BY DEBRA KEEFER RAMAGE
No, we’re not telling you WHO to vote for, this article is literally about HOW to vote.
The primary ballot composition involves a few caveats to ensure you don’t spoil your ballot. No doubt you will get this spiel when you go to the polls, but this is a belt-and-suspenders approach.
The Republican, DFL, and, if relevant, one or both “Weed Party” selections are on the same physical ballot, even though you are only allowed to vote for candidates in a single party for partisan races. Then, to make it even more complex, there are races that are nonpartisan, where the primary election outcome eliminates all but the top two vote-getters. And when it says only vote in one party, that means for the entire partisan part of the ballot. This is simplified by the Secretary of State’s office to: “Don’t cross the line between columns.”
Hopefully, the nonpartisan races won’t be arranged in columns, to make it visibly apparent that all voters can vote for any of them, as per the instructions. At least they’re on the flip side of the ballot, so that helps.
There is such a thing as strategic or cross-over voting, especially in primaries. For example, you may reason that the governor’s primary race is a walk in the park for the DFL incumbent, and you think that if the top contender for the Republican ticket, Scott Jensen, gets the nomination he is not only a possible winner in the general, but he would make a much more dangerous governor for Minnesota. In such a scenario, you might be tempted to vote in the Republican primary in this race for Bob Carney, Jr., even though you plan to vote DFL in the general. But beware! This is only a viable plan if all your other DFL primary races are similarly either “safe” for your preferred candidates or you have no clear preference. Remember, if you vote in the Republican column for any race, you cannot vote in any DFL race on that ballot or it will be rejected.

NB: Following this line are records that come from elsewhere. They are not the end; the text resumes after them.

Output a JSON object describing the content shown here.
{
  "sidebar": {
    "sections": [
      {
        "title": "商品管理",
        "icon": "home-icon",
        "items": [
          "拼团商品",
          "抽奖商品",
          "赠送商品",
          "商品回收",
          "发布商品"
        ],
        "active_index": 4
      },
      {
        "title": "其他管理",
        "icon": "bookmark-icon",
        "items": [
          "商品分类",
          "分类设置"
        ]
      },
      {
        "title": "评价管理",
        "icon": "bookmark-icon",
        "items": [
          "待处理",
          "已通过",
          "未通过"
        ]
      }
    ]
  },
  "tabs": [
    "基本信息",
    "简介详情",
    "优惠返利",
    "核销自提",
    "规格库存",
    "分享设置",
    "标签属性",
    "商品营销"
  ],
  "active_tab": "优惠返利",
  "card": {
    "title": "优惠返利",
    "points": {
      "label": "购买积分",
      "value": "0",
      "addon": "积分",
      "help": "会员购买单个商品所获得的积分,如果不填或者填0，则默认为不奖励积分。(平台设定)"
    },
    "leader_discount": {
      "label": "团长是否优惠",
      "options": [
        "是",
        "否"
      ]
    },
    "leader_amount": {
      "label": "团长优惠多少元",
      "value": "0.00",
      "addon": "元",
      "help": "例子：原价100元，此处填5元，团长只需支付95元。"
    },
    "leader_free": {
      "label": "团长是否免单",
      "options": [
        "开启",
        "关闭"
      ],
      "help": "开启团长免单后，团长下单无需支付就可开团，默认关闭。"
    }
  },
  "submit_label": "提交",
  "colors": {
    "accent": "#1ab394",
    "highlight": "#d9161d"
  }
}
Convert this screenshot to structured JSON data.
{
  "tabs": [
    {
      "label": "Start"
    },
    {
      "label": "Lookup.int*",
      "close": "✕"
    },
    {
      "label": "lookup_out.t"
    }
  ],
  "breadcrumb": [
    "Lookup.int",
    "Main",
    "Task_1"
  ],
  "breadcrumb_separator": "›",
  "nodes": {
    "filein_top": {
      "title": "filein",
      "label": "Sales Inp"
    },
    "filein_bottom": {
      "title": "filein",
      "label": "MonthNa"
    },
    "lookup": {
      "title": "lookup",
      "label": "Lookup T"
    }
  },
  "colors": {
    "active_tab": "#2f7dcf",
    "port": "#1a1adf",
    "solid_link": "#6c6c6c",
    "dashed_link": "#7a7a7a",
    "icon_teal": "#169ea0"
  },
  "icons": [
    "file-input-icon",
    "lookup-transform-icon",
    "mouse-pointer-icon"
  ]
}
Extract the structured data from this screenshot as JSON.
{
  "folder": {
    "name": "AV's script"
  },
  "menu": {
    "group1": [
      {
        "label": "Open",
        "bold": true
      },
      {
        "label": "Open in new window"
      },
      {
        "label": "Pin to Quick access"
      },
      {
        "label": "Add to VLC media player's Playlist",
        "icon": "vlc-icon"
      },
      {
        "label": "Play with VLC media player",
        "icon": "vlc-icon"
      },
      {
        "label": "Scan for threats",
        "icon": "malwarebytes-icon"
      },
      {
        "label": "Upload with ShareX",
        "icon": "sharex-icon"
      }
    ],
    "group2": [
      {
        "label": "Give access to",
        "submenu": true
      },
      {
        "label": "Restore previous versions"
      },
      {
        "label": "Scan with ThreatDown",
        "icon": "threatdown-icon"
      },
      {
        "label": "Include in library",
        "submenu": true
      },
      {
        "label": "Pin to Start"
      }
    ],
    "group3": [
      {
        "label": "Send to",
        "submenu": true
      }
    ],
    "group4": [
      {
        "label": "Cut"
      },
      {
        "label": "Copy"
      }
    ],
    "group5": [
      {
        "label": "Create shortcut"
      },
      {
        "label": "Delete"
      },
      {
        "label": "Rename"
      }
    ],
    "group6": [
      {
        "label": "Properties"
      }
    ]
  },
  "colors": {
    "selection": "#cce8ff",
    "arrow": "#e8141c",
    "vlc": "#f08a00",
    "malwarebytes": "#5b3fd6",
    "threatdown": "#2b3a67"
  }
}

Now, when to vote? And, if voting early, should you vote in person or by mail? All those options are on the table. In-person and absentee (by mail) voting are open NOW and in-person polling places remain open until 5 p.m. on Monday, Aug. 8. You can also ask for a mail ballot, but then personally deliver it to volunteers outside the in-person polling place assigned to you rather than actually mailing it. If you don’t do any of those, vote in person on Aug. 9. Your polling place may have changed, so look it up online before you go. I have been voting early in person ever since that option was first offered and I love it. Much less stress. Again, if you have any questions or doubts, call the Minnesota Secretary of State’s office at 651-215-1440 or visit sos.state.mn.us.